Depending on the publishing system used, for example, this field will often automatically include the title of the page in question. (This is virtually the same text that browsers display in their title bar on the page in question see image next. See also the main title of this article and the browser title bar.) The essence of online marketing happens to be essential here.

Natural search result description text (snippet)

For this text snippet, Google takes this text from the “description” metadata field of the page most often found in search results (but not always, it depends on many things). The content of this field is virtually invisible to the end-user in no context other than the search results. Note that even keywords in the description text are in bold.

This text has no effect on the position of the page in the search results, but its significance lies in the fact that the user is much more likely to click on a page that has an attractive snippet in the search results. Good publishing systems allow a page writer to create a different page-specific “description” text for each page.

The URL of the natural search result (so-called URL)

Note that the keywords in the search phrase in the plain language web address are in bold. Google only shows the beginning and the end of a long address.

Good publishing systems allow a page writer to customize the page address as a webpage containing keywords plays an important role in achieving good search results.

Link to Google’s cached copy of the site

Behind this link is a copy of the site, cached to Google’s database, at the crawl. This allows you to view the site, for example, when the original page is unavailable for some reason.

Many other elements often appear in Google’s search results, but here we went through the most common things about the search results that Google’s text search shows and where those fields appear on each page. Steps 2 to 4 are also things that editing is an important part of search engine optimization.

Do you maintain a website for your business and would like to make sure that your site can be found as best as possible on Google?
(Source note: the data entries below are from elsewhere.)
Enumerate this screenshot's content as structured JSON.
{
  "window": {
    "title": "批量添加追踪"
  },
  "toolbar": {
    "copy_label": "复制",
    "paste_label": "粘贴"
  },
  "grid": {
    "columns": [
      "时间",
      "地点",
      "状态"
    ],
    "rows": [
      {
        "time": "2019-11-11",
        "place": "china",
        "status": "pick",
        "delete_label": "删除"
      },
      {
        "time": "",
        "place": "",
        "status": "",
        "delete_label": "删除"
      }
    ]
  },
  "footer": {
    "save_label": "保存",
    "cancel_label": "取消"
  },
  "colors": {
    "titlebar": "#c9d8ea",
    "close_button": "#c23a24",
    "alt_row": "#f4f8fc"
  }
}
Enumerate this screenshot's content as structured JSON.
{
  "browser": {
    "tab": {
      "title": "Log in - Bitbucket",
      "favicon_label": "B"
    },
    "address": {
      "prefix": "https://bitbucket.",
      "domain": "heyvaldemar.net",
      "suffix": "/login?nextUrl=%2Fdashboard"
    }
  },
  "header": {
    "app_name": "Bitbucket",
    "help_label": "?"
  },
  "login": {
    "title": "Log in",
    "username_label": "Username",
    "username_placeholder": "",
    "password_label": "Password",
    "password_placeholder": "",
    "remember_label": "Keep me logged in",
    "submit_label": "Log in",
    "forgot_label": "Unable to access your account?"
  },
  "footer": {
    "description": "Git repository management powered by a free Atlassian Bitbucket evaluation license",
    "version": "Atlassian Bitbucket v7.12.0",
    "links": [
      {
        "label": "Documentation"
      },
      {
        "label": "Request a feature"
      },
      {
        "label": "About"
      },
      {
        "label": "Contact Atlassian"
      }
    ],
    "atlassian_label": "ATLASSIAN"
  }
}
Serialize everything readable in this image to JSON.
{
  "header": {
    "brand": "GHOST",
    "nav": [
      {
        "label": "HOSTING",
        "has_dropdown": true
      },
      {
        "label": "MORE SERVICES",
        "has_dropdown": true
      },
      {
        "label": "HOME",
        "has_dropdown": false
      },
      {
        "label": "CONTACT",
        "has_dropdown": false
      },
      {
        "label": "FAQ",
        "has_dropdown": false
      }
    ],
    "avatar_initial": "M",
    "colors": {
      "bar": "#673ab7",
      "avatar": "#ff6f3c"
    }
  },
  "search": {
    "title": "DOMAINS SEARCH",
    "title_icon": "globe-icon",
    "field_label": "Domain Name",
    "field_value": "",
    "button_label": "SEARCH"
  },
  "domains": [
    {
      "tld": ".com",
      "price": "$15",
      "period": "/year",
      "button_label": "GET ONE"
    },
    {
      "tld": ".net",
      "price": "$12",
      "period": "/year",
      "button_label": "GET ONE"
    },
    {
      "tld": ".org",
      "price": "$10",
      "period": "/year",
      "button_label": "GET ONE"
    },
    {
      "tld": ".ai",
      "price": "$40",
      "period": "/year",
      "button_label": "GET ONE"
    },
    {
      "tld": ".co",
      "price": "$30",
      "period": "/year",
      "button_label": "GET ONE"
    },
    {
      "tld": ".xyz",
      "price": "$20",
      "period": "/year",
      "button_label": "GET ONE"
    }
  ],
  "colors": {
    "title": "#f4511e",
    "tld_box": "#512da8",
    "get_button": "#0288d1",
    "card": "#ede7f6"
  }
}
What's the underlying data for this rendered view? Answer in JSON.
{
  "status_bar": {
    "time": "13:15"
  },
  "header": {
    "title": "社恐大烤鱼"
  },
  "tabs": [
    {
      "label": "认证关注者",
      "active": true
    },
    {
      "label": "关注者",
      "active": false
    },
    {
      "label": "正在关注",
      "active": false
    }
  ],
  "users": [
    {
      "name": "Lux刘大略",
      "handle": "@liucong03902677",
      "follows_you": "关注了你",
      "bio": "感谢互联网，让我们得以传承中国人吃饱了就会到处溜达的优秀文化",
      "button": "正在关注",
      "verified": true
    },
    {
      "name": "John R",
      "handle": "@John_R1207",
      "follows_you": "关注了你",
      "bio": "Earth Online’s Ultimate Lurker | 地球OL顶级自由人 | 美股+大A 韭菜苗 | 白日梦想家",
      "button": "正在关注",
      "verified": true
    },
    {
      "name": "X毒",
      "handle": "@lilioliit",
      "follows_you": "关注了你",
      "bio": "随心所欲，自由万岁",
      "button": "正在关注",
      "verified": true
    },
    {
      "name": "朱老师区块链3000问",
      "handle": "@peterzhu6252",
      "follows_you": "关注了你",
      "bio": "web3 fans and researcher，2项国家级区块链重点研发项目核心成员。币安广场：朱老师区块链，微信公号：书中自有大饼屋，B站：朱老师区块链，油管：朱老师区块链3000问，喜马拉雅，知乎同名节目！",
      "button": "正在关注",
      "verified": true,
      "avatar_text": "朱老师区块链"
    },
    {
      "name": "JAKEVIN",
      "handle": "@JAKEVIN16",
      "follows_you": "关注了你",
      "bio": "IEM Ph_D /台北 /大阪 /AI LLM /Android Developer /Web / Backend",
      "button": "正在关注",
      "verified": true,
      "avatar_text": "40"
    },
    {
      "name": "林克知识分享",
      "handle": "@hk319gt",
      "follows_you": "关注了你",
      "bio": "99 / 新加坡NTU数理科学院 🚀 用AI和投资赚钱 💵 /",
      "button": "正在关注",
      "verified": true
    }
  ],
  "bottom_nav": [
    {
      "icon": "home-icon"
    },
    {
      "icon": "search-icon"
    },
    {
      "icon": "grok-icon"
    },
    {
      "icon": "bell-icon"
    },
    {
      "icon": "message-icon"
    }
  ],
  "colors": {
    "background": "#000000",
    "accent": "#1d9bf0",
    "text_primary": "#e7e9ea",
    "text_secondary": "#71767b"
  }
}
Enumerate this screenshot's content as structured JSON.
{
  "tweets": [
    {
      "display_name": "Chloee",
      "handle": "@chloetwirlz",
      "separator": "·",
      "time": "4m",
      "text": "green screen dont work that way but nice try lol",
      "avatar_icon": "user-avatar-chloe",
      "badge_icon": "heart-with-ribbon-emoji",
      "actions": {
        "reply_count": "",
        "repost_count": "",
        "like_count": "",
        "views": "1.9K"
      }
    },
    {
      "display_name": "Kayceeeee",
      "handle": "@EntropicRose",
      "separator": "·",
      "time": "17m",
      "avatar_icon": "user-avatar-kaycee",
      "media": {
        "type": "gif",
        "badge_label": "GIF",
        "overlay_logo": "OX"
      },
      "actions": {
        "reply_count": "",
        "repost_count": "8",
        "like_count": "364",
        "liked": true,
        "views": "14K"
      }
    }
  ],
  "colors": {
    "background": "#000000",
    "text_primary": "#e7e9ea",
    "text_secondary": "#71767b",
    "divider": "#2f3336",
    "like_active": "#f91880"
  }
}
Google has an excellent YouTube channel called Google Webmaster Central where Matt Cutts, President of Google, answers questions from webmasters on various aspects of website design, maintenance and search engine visibility.

Whether or not you should include keywords in your website’s domain

In the videos, Matt goes through some of the most common questions about Google’s visibility on websites, in quite clear and understandable terms, and with practical examples. We recommend that you first listen to what the Google search engine man says.